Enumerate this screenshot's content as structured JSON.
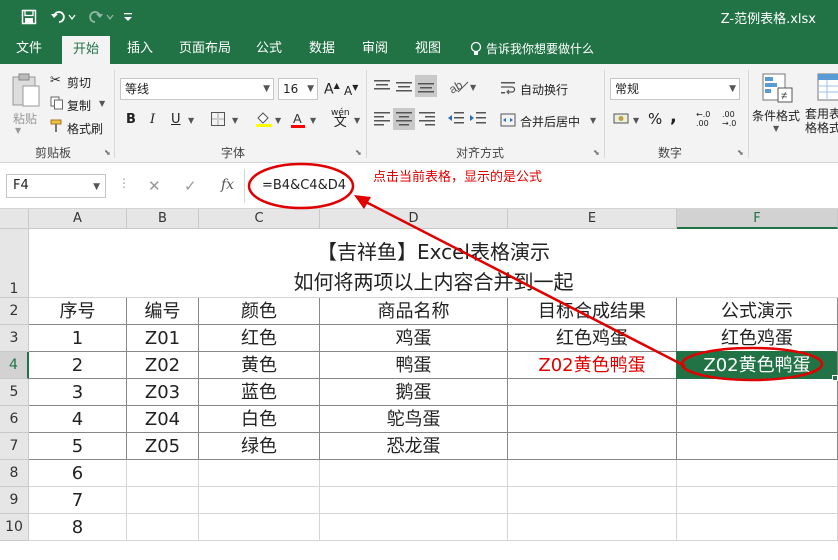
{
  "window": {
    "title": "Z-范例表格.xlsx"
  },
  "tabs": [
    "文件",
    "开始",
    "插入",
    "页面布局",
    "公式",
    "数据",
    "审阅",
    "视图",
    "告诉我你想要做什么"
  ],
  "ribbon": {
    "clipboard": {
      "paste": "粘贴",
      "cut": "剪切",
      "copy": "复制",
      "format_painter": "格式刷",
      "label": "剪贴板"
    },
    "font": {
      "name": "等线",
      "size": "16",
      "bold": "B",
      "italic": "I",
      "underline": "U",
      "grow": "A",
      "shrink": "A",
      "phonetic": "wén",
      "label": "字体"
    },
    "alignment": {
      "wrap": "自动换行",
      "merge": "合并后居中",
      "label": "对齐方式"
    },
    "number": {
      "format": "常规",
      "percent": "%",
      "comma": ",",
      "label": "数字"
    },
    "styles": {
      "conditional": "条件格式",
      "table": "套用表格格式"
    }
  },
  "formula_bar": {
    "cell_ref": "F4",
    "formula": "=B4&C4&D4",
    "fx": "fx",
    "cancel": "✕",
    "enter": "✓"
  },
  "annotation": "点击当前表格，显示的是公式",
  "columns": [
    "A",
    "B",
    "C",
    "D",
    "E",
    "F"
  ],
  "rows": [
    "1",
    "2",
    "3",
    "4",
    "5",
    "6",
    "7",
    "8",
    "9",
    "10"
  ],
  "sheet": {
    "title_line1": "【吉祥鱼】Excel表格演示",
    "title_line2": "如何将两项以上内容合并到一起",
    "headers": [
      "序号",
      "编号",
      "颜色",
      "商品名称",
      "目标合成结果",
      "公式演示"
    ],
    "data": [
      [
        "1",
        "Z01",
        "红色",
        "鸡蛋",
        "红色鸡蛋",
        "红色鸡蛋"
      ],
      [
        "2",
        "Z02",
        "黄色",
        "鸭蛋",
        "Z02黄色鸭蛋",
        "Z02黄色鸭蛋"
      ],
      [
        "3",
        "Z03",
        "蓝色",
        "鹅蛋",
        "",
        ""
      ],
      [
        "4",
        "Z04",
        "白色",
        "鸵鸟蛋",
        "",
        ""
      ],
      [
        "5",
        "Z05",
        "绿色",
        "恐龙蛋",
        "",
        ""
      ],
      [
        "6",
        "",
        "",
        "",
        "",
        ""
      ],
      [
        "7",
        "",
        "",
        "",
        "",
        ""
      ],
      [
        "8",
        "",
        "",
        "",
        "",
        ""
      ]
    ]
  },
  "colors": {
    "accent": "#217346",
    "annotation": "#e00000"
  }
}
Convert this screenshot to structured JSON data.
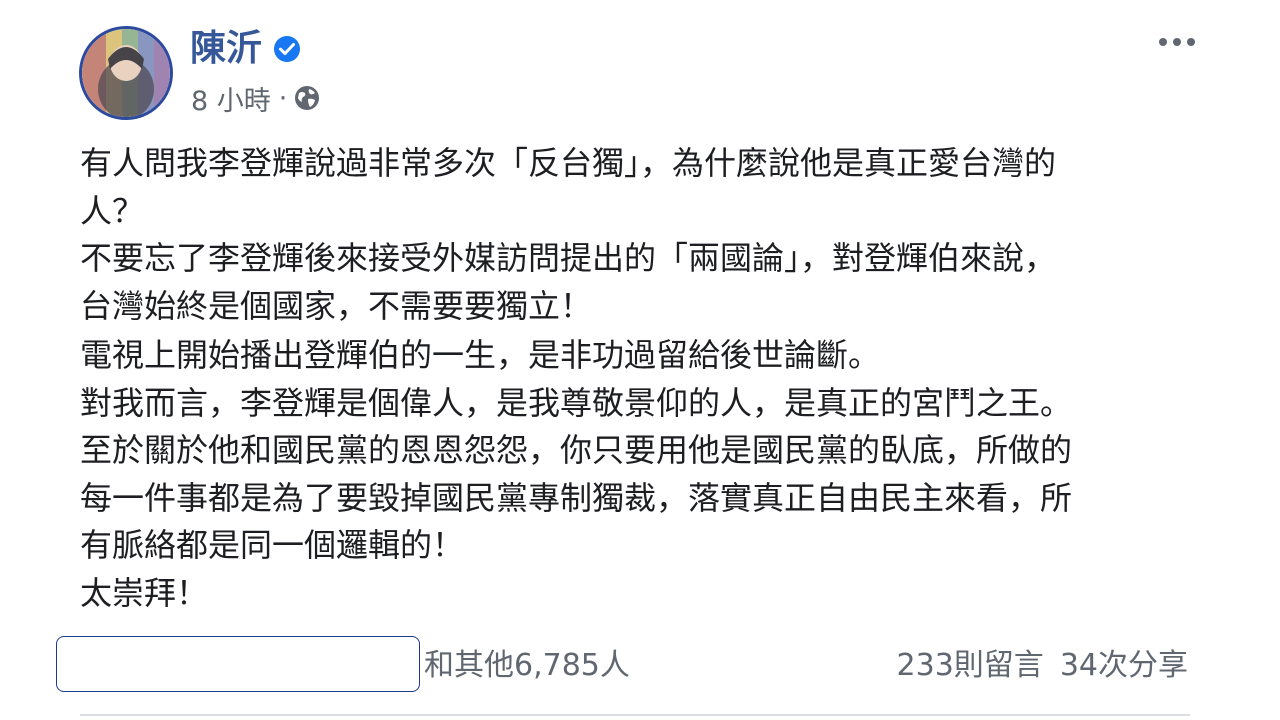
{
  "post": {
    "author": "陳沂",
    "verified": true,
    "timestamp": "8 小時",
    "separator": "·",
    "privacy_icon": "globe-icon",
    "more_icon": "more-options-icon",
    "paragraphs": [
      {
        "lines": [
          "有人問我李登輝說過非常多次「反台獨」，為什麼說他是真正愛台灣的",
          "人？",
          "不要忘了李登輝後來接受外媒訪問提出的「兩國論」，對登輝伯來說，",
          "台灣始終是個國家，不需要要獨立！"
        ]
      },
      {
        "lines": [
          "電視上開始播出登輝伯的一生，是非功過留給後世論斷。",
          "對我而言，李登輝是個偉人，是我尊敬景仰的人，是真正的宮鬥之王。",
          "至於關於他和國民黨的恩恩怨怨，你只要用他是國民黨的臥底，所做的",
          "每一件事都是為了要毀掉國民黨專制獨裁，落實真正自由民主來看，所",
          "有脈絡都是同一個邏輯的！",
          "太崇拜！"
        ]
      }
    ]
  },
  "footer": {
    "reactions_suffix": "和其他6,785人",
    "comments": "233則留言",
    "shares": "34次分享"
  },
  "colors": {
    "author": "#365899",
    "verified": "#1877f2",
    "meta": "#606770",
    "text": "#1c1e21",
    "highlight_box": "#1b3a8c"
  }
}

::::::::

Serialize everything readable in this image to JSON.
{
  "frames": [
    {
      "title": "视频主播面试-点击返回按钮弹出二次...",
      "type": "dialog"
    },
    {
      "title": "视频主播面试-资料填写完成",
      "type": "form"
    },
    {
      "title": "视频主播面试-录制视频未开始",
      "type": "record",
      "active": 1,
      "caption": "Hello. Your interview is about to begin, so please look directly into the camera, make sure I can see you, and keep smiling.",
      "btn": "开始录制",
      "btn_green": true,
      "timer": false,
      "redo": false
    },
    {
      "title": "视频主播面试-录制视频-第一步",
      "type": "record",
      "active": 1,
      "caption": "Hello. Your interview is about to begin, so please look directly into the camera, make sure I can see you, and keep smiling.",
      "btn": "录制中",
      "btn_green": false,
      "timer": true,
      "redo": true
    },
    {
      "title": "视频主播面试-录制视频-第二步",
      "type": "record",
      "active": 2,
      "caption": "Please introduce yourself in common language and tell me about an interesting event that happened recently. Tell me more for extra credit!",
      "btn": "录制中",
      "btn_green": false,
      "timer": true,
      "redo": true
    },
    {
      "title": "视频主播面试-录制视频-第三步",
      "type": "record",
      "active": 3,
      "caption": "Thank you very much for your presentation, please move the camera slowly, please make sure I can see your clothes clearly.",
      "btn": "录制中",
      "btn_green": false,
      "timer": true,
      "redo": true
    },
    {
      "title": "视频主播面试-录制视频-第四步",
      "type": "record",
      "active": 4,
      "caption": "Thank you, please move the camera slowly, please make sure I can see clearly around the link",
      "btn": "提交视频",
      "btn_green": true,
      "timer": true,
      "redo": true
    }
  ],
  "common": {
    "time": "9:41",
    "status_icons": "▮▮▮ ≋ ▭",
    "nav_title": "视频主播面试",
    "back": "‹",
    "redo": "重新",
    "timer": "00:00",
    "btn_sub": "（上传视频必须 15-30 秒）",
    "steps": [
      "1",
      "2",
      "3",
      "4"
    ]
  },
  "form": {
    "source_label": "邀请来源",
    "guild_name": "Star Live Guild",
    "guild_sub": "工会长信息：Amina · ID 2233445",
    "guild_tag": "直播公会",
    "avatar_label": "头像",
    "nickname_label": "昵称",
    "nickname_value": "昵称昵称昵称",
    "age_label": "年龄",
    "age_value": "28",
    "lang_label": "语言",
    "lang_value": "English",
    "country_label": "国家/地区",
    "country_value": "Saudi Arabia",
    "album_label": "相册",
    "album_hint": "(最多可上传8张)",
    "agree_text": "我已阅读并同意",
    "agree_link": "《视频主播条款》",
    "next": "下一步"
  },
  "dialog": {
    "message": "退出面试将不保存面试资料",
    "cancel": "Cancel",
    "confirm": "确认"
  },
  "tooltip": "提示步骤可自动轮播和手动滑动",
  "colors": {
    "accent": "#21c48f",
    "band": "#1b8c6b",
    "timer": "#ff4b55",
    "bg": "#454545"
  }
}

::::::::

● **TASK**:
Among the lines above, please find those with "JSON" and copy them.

● **RESULT BELOW**:
Enumerate this screenshot's content as structured JSON.
Convert this screenshot to structured JSON data.
Serialize everything readable in this image to JSON.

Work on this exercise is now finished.